> **EXERCISE DIRECTIONS**
Below are records. Copy every line with "friend" in it.

> **ENTRIES SUPPLIED**
┄┄┄┄┄┄┄┄┄┄┄┄┄┄┄┄┄┄┄┄

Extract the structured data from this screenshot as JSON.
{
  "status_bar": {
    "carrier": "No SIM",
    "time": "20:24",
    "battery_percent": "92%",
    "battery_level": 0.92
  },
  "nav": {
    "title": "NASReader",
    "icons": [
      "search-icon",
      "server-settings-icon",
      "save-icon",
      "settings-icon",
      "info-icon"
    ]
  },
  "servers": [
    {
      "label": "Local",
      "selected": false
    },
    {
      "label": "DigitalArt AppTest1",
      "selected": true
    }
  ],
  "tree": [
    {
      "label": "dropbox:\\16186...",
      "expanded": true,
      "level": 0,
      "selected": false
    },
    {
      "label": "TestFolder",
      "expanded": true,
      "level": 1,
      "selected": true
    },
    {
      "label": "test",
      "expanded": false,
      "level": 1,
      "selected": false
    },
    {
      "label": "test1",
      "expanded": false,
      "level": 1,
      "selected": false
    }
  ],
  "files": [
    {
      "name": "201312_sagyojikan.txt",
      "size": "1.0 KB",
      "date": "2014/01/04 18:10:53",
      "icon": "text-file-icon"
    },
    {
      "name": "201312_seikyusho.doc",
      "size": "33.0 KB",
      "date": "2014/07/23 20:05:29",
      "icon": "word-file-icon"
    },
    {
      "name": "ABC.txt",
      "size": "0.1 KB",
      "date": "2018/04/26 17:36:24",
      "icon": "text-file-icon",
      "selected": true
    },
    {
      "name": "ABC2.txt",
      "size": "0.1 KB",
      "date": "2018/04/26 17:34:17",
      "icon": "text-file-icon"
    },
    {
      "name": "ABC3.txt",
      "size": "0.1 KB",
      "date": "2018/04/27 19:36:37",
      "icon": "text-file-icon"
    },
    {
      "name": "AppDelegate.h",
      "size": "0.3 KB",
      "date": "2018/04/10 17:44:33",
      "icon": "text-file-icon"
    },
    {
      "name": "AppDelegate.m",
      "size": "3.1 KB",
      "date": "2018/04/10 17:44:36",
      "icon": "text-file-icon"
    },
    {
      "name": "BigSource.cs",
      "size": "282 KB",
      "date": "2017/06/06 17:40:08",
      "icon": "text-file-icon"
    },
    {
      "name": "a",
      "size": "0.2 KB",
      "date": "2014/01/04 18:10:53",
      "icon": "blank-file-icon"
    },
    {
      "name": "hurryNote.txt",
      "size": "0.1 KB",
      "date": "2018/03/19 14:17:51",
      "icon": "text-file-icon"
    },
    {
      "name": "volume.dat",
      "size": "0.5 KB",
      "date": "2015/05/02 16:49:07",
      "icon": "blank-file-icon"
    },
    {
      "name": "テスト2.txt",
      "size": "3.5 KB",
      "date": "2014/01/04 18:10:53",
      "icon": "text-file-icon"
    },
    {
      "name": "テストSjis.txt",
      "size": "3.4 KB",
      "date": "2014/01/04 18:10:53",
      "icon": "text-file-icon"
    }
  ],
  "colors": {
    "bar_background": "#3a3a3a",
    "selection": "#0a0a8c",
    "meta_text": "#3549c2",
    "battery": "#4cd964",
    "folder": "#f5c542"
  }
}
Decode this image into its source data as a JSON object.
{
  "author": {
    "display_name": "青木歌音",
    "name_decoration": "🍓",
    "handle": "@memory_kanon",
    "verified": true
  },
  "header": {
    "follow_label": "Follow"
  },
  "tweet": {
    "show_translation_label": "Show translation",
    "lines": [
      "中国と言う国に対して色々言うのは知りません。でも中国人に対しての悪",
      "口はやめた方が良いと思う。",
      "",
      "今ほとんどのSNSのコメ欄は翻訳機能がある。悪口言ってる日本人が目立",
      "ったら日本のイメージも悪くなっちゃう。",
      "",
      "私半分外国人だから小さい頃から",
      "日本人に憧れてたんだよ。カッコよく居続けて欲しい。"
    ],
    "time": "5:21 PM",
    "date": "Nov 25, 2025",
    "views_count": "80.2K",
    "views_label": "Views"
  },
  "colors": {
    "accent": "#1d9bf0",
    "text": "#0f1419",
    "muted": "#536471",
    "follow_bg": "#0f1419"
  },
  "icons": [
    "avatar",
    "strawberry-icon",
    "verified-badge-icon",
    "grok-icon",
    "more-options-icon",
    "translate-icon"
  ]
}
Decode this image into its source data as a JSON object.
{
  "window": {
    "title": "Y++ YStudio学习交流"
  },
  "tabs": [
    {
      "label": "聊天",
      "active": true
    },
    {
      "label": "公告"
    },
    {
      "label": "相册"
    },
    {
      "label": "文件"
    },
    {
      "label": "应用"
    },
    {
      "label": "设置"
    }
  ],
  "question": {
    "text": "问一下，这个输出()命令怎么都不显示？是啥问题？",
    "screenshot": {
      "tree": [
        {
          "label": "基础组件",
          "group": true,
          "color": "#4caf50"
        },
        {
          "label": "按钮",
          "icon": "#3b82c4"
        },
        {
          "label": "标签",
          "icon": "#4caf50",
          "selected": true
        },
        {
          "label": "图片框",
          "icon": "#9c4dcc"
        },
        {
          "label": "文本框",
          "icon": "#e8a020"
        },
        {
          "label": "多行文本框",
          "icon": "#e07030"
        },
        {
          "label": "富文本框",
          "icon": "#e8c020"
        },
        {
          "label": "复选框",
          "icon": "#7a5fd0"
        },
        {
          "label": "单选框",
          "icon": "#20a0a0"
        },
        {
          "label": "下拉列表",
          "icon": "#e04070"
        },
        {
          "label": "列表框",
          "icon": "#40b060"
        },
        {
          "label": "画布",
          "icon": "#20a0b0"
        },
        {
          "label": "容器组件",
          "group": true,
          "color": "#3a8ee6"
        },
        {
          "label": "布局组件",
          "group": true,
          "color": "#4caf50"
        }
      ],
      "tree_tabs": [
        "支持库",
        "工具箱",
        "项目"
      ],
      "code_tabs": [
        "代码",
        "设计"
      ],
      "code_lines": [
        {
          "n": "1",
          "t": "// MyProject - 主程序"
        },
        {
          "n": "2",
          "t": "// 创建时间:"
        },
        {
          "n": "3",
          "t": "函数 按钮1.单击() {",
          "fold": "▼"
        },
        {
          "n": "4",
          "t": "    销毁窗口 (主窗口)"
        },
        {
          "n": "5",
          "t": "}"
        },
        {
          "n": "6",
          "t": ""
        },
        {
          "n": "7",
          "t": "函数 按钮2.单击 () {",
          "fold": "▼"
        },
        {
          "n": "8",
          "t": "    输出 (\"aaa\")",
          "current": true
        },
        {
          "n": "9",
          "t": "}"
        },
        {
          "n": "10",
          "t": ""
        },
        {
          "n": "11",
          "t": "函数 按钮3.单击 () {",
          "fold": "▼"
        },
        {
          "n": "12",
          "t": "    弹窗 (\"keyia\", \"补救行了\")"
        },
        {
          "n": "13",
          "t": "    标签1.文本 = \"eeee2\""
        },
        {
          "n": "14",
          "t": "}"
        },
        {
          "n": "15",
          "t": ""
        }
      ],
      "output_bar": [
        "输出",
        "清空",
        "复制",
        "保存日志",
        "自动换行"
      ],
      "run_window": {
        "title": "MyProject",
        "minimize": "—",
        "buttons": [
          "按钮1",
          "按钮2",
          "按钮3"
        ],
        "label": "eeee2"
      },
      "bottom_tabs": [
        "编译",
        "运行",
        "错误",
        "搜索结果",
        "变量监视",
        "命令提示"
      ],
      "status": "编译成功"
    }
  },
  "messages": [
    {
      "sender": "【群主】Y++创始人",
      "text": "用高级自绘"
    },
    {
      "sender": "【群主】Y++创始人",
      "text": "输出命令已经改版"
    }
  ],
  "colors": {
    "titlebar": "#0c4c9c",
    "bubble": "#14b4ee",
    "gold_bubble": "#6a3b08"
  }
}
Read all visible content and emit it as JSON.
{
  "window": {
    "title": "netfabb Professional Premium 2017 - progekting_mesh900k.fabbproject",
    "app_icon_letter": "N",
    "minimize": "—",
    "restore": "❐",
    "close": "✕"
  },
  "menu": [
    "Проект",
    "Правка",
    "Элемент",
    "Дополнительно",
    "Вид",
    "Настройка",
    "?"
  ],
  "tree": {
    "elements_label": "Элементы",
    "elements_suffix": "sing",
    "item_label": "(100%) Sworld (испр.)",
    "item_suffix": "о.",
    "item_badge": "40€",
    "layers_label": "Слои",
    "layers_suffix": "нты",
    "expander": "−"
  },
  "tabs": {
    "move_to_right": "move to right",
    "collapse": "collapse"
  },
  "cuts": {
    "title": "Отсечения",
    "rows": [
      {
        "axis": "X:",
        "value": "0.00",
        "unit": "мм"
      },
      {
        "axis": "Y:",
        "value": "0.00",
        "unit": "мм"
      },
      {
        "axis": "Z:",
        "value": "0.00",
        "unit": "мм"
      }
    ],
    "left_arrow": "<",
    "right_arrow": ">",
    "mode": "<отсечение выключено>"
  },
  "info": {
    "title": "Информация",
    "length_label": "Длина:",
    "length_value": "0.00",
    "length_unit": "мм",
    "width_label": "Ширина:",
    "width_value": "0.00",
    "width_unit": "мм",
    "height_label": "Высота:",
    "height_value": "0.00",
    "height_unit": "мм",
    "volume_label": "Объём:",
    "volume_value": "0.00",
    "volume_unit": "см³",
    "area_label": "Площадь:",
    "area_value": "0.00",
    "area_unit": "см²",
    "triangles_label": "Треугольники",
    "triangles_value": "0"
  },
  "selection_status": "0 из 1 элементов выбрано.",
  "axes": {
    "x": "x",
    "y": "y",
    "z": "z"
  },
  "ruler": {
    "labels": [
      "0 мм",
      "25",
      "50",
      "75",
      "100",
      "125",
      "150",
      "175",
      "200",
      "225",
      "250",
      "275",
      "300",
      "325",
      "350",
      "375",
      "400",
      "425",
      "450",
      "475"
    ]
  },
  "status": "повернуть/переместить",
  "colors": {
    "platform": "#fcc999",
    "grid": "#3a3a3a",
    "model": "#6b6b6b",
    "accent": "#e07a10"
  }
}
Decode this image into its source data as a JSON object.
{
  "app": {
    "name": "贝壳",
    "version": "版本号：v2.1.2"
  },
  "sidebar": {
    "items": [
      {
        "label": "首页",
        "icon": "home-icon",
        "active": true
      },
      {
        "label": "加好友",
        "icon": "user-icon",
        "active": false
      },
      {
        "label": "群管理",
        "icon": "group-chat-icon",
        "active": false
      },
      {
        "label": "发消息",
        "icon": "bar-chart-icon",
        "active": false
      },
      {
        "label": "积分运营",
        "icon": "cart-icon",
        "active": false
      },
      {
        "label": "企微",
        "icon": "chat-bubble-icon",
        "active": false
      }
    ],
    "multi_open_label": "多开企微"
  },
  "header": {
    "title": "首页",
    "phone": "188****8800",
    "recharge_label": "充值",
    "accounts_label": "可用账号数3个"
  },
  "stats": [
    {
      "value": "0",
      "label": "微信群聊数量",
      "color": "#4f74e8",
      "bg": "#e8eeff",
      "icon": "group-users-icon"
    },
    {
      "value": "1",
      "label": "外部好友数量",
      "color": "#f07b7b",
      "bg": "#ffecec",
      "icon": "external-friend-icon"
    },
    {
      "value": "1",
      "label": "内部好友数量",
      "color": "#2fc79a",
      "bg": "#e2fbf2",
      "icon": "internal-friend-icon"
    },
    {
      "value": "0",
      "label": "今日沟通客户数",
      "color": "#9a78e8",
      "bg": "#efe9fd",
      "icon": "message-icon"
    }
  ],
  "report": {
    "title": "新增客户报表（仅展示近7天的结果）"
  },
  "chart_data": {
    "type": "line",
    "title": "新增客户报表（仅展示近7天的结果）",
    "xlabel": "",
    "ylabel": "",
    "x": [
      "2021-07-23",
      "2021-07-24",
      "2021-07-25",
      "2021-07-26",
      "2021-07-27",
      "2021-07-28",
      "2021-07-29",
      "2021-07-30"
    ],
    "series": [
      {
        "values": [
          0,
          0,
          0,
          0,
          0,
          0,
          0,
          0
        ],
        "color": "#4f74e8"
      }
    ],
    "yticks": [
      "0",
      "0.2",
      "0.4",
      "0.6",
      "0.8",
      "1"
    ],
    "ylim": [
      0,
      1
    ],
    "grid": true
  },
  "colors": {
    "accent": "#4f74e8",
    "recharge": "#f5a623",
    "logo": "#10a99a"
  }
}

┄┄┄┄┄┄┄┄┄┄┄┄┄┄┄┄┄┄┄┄

> **REPLY**
      "icon": "external-friend-icon"
      "icon": "internal-friend-icon"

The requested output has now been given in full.